The year also saw several brands go in for makeovers, including Dalda, Videocon ('Experience Change'), Onida (with its dropping of the Devil), and some Dabur brands (including a revamped Dabur Honey). To many, these are brands that generation after generation has grown up with; and a change was inevitable to stay relevant to its changing consumers.

"All these are brands that need Version 2 of their branding, and for my money, Videocon has the lead," says Naresh Gupta.

But not everyone feels that change is always a good thing, as there's always the risk of throwing the baby out with the bathwater. Sunil Gupta of Aprais opines that any brand that keeps trying to change has something seriously wrong with it, and is unsure of how it is trying to come across to people.

"This is a case of image dyslexia, not image makeovers," he says. In the case of Videocon, Gupta questions the consistency of the brand's advertising over the last five years. From 'Germ-free homes', to 'The Indian Multinational' to 'Experience Change', the brand has been experimenting with its positioning rather frequently. "And this, I suspect, with a different agency every year," he grins.

Further, some feel the Devil farewell by Onida could have had an alternative, had the property been used differently. "It takes ages to build a brand, its values, tonality, etc. It's important to stay relevant to changing mindsets, but one certainly cannot drop brand properties, such as the Amul girl, which continue to entertain," says Paddy.

Other key debates in 2009 included the Pepsi-SRK split, the Tech Mahindra takeover of a shaky Brand Satyam, and even the ad industry's internal issue of The Economic Times reporting the GoaFest awards news out of turn.

"I think the dethroning of STAR Plus by Colors was more significant an event," says Ajay Chandwani, director, Percept Limited. "Similarly, the Tiger Woods-Accenture split had more tongues wagging than the Pepsi-SRK one."

Basu of Saatchi gives a comic spin to events, when he says that the most striking debate of the year was "The Free Press Journal sending out a mailer in November to ad agencies for special rates on 'Creative' ads."

Agency Speak on the way forward

afaqs! asked a few industry leaders for their thoughts on lessons carried forward by the industry into 2010. Here's what they had to say:

Arvind Sharma: Don't have another 2009! In a more serious vein, the lesson for brands is to adopt a more targeted and aggressive approach in times of slowdown; and the lesson for agencies is focus on the work, keep operations lean and mean and keep new business a priority.

Ajay Chandwani: The bigger and medium-sized agencies have competition from creative boutiques and specialist digital companies. Traditional and new media are no longer exclusive. Mobile intrusion is still rampant. The most powerful medium of the future has to contend with violation of personal space and time. Lastly, the youth audience will continue to pose the challenge of stickiness.

Naresh Gupta: The marketing strategy of movies like Ghajini and 3 Idiots has opened the eyes of brands in lessons of engagement. So have brands such as Maggi and Lays, which have ensured that consumers now control the brand conversation.

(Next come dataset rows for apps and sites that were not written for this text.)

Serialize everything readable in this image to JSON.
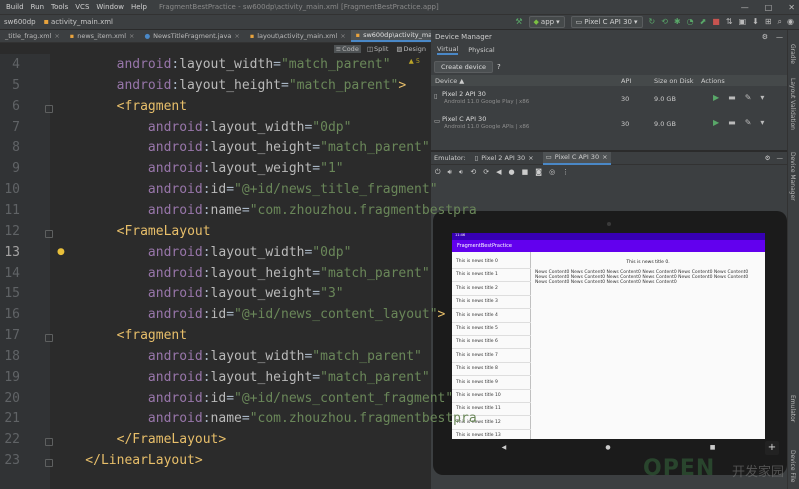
{
  "window": {
    "menu": [
      "Build",
      "Run",
      "Tools",
      "VCS",
      "Window",
      "Help"
    ],
    "title": "FragmentBestPractice - sw600dp\\activity_main.xml [FragmentBestPractice.app]",
    "controls": [
      "—",
      "□",
      "✕"
    ]
  },
  "toolbar": {
    "crumb_dir": "sw600dp",
    "crumb_file": "activity_main.xml",
    "run_config": "app",
    "device": "Pixel C API 30"
  },
  "tabs": [
    {
      "label": "_title_frag.xml",
      "active": false
    },
    {
      "label": "news_item.xml",
      "active": false
    },
    {
      "label": "NewsTitleFragment.java",
      "active": false
    },
    {
      "label": "layout\\activity_main.xml",
      "active": false
    },
    {
      "label": "sw600dp\\activity_main.xml",
      "active": true
    }
  ],
  "view_modes": {
    "code": "Code",
    "split": "Split",
    "design": "Design"
  },
  "editor": {
    "warnings": "▲ 5",
    "lines": [
      {
        "n": "4",
        "tokens": [
          [
            "ns",
            "        android"
          ],
          [
            "p",
            ":"
          ],
          [
            "attr",
            "layout_width"
          ],
          [
            "p",
            "="
          ],
          [
            "str",
            "\"match_parent\""
          ]
        ]
      },
      {
        "n": "5",
        "tokens": [
          [
            "ns",
            "        android"
          ],
          [
            "p",
            ":"
          ],
          [
            "attr",
            "layout_height"
          ],
          [
            "p",
            "="
          ],
          [
            "str",
            "\"match_parent\""
          ],
          [
            "br",
            ">"
          ]
        ]
      },
      {
        "n": "6",
        "tokens": [
          [
            "br",
            "        <"
          ],
          [
            "tag",
            "fragment"
          ]
        ]
      },
      {
        "n": "7",
        "tokens": [
          [
            "ns",
            "            android"
          ],
          [
            "p",
            ":"
          ],
          [
            "attr",
            "layout_width"
          ],
          [
            "p",
            "="
          ],
          [
            "str",
            "\"0dp\""
          ]
        ]
      },
      {
        "n": "8",
        "tokens": [
          [
            "ns",
            "            android"
          ],
          [
            "p",
            ":"
          ],
          [
            "attr",
            "layout_height"
          ],
          [
            "p",
            "="
          ],
          [
            "str",
            "\"match_parent\""
          ]
        ]
      },
      {
        "n": "9",
        "tokens": [
          [
            "ns",
            "            android"
          ],
          [
            "p",
            ":"
          ],
          [
            "attr",
            "layout_weight"
          ],
          [
            "p",
            "="
          ],
          [
            "str",
            "\"1\""
          ]
        ]
      },
      {
        "n": "10",
        "tokens": [
          [
            "ns",
            "            android"
          ],
          [
            "p",
            ":"
          ],
          [
            "attr",
            "id"
          ],
          [
            "p",
            "="
          ],
          [
            "str",
            "\"@+id/news_title_fragment\""
          ]
        ]
      },
      {
        "n": "11",
        "tokens": [
          [
            "ns",
            "            android"
          ],
          [
            "p",
            ":"
          ],
          [
            "attr",
            "name"
          ],
          [
            "p",
            "="
          ],
          [
            "str",
            "\"com.zhouzhou.fragmentbestpra"
          ]
        ]
      },
      {
        "n": "12",
        "tokens": [
          [
            "br",
            "        <"
          ],
          [
            "tag",
            "FrameLayout"
          ]
        ]
      },
      {
        "n": "13",
        "tokens": [
          [
            "ns",
            "            android"
          ],
          [
            "p",
            ":"
          ],
          [
            "attr",
            "layout_width"
          ],
          [
            "p",
            "="
          ],
          [
            "str",
            "\"0dp\""
          ]
        ]
      },
      {
        "n": "14",
        "tokens": [
          [
            "ns",
            "            android"
          ],
          [
            "p",
            ":"
          ],
          [
            "attr",
            "layout_height"
          ],
          [
            "p",
            "="
          ],
          [
            "str",
            "\"match_parent\""
          ]
        ]
      },
      {
        "n": "15",
        "tokens": [
          [
            "ns",
            "            android"
          ],
          [
            "p",
            ":"
          ],
          [
            "attr",
            "layout_weight"
          ],
          [
            "p",
            "="
          ],
          [
            "str",
            "\"3\""
          ]
        ]
      },
      {
        "n": "16",
        "tokens": [
          [
            "ns",
            "            android"
          ],
          [
            "p",
            ":"
          ],
          [
            "attr",
            "id"
          ],
          [
            "p",
            "="
          ],
          [
            "str",
            "\"@+id/news_content_layout\""
          ],
          [
            "br",
            ">"
          ]
        ]
      },
      {
        "n": "17",
        "tokens": [
          [
            "br",
            "        <"
          ],
          [
            "tag",
            "fragment"
          ]
        ]
      },
      {
        "n": "18",
        "tokens": [
          [
            "ns",
            "            android"
          ],
          [
            "p",
            ":"
          ],
          [
            "attr",
            "layout_width"
          ],
          [
            "p",
            "="
          ],
          [
            "str",
            "\"match_parent\""
          ]
        ]
      },
      {
        "n": "19",
        "tokens": [
          [
            "ns",
            "            android"
          ],
          [
            "p",
            ":"
          ],
          [
            "attr",
            "layout_height"
          ],
          [
            "p",
            "="
          ],
          [
            "str",
            "\"match_parent\""
          ]
        ]
      },
      {
        "n": "20",
        "tokens": [
          [
            "ns",
            "            android"
          ],
          [
            "p",
            ":"
          ],
          [
            "attr",
            "id"
          ],
          [
            "p",
            "="
          ],
          [
            "str",
            "\"@+id/news_content_fragment\""
          ]
        ]
      },
      {
        "n": "21",
        "tokens": [
          [
            "ns",
            "            android"
          ],
          [
            "p",
            ":"
          ],
          [
            "attr",
            "name"
          ],
          [
            "p",
            "="
          ],
          [
            "str",
            "\"com.zhouzhou.fragmentbestpra"
          ]
        ]
      },
      {
        "n": "22",
        "tokens": [
          [
            "br",
            "        </"
          ],
          [
            "tag",
            "FrameLayout"
          ],
          [
            "br",
            ">"
          ]
        ]
      },
      {
        "n": "23",
        "tokens": [
          [
            "br",
            "    </"
          ],
          [
            "tag",
            "LinearLayout"
          ],
          [
            "br",
            ">"
          ]
        ]
      }
    ],
    "current_line": "13"
  },
  "device_manager": {
    "title": "Device Manager",
    "tabs": [
      "Virtual",
      "Physical"
    ],
    "create_label": "Create device",
    "help": "?",
    "columns": {
      "device": "Device ▲",
      "api": "API",
      "size": "Size on Disk",
      "actions": "Actions"
    },
    "devices": [
      {
        "name": "Pixel 2 API 30",
        "sub": "Android 11.0 Google Play | x86",
        "api": "30",
        "size": "9.0 GB"
      },
      {
        "name": "Pixel C API 30",
        "sub": "Android 11.0 Google APIs | x86",
        "api": "30",
        "size": "9.0 GB"
      }
    ]
  },
  "emulator": {
    "label": "Emulator:",
    "tabs": [
      "Pixel 2 API 30",
      "Pixel C API 30"
    ],
    "app_title": "FragmentBestPractice",
    "status_time": "11:46",
    "news_titles": [
      "This is news title 0",
      "This is news title 1",
      "This is news title 2",
      "This is news title 3",
      "This is news title 4",
      "This is news title 5",
      "This is news title 6",
      "This is news title 7",
      "This is news title 8",
      "This is news title 9",
      "This is news title 10",
      "This is news title 11",
      "This is news title 12",
      "This is news title 13"
    ],
    "content_title": "This is news title 0.",
    "content_body": "News Content0 News Content0 News Content0 News Content0 News Content0 News Content0 News Content0 News Content0 News Content0 News Content0 News Content0 News Content0 News Content0 News Content0 News Content0 News Content0"
  },
  "right_strip": [
    "Gradle",
    "Layout Validation",
    "Device Manager",
    "Emulator",
    "Device File"
  ],
  "watermark": {
    "latin": "OPEN",
    "cn": "开发家园"
  },
  "colors": {
    "keyword_ns": "#9876aa",
    "string": "#6a8759",
    "tag": "#e8bf6a",
    "accent": "#6200ee"
  }
}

Kamal Basu: Cost Control. No business is secure. If it can happen to Lehman Brothers…

KV Sridhar: It takes a global whip and a job scare to travel economy class. Spend money responsibly.